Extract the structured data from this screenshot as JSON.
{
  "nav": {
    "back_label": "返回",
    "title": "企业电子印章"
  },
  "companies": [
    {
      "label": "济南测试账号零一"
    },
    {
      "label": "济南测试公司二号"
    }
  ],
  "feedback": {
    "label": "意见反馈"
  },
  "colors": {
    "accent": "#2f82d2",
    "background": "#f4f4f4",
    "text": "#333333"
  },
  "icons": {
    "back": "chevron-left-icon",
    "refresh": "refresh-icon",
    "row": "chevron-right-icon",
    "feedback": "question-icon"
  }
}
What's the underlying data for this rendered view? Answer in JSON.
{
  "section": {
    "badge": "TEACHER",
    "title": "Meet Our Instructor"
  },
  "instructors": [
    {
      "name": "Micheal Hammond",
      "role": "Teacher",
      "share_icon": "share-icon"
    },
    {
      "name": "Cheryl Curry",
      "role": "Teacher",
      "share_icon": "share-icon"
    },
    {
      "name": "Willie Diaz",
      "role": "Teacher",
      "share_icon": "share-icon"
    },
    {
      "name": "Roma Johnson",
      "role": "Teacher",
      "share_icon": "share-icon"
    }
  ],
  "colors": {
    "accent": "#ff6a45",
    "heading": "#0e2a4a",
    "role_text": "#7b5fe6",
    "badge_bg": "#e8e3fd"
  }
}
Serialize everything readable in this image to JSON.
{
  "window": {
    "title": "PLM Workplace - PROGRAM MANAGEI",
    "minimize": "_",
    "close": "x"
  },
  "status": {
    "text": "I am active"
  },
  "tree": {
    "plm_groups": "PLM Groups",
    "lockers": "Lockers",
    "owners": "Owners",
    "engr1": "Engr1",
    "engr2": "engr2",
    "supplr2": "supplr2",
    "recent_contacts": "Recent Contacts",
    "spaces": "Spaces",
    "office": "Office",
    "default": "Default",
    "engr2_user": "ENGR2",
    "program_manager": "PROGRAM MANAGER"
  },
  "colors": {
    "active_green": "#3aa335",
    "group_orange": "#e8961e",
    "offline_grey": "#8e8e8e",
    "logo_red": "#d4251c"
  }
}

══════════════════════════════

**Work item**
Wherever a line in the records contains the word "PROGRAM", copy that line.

**The answer**
    "title": "PLM Workplace - PROGRAM MANAGEI",
    "program_manager": "PROGRAM MANAGER"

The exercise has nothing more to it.